THE TASK: Pull out each line of the records holding the string "Burst".

Start of TASK MATERIAL

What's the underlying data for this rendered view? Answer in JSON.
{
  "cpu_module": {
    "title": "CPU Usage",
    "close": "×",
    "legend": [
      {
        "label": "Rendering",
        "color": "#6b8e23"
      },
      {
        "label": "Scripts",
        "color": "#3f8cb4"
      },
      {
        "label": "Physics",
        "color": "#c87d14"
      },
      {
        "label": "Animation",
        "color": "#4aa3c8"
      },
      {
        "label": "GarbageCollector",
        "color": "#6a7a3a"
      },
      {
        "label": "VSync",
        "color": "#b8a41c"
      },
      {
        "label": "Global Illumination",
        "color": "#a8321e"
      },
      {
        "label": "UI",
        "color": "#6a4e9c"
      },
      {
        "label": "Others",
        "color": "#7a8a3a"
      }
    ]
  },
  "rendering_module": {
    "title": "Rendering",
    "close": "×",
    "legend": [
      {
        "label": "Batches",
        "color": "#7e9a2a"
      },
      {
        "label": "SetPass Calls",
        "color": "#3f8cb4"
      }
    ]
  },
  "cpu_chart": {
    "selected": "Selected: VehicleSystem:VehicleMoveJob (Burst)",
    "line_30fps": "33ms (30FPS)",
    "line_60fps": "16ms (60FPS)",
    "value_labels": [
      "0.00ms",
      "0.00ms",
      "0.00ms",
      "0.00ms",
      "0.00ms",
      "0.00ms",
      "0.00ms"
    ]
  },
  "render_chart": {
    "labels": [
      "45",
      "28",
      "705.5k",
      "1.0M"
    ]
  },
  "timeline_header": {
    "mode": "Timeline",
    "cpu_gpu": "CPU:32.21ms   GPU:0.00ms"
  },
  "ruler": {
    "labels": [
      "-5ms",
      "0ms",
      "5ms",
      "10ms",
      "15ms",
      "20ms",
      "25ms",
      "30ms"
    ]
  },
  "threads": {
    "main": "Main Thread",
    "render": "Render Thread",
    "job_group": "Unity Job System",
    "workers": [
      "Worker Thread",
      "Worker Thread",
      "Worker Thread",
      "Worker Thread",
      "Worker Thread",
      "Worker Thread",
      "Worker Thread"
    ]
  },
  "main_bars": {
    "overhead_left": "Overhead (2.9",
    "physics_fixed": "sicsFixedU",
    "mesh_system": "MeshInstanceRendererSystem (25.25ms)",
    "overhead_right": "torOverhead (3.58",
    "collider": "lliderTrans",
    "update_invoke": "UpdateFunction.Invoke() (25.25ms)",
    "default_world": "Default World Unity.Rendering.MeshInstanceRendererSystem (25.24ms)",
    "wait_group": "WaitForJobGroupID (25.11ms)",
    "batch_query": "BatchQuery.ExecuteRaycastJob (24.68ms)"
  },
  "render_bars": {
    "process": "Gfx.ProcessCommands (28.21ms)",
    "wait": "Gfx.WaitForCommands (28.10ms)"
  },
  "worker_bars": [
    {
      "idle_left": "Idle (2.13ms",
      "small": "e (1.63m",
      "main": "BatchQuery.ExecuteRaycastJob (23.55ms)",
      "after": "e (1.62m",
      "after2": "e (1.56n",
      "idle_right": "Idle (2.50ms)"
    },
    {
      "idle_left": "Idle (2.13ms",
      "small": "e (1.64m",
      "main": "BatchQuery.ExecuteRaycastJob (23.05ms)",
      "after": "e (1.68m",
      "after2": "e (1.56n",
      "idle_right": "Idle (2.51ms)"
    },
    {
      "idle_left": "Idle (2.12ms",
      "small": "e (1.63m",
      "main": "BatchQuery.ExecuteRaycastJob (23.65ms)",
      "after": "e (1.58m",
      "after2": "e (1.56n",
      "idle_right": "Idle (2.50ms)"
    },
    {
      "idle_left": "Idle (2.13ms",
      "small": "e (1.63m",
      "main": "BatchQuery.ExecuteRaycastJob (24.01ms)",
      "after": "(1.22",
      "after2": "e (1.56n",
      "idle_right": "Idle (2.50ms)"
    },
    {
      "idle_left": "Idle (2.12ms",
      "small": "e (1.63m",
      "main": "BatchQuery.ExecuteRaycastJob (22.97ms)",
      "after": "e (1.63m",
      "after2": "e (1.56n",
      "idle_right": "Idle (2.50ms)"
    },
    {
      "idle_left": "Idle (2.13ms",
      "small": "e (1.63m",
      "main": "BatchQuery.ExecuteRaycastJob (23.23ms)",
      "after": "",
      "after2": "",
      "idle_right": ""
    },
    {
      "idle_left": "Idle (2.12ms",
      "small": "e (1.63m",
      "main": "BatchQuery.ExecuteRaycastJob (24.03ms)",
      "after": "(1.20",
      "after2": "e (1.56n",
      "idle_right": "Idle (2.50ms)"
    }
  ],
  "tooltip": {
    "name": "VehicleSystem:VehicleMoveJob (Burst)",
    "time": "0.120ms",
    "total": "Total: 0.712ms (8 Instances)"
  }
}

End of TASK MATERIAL

WORKED SOLUTION:
    "selected": "Selected: VehicleSystem:VehicleMoveJob (Burst)",
    "name": "VehicleSystem:VehicleMoveJob (Burst)",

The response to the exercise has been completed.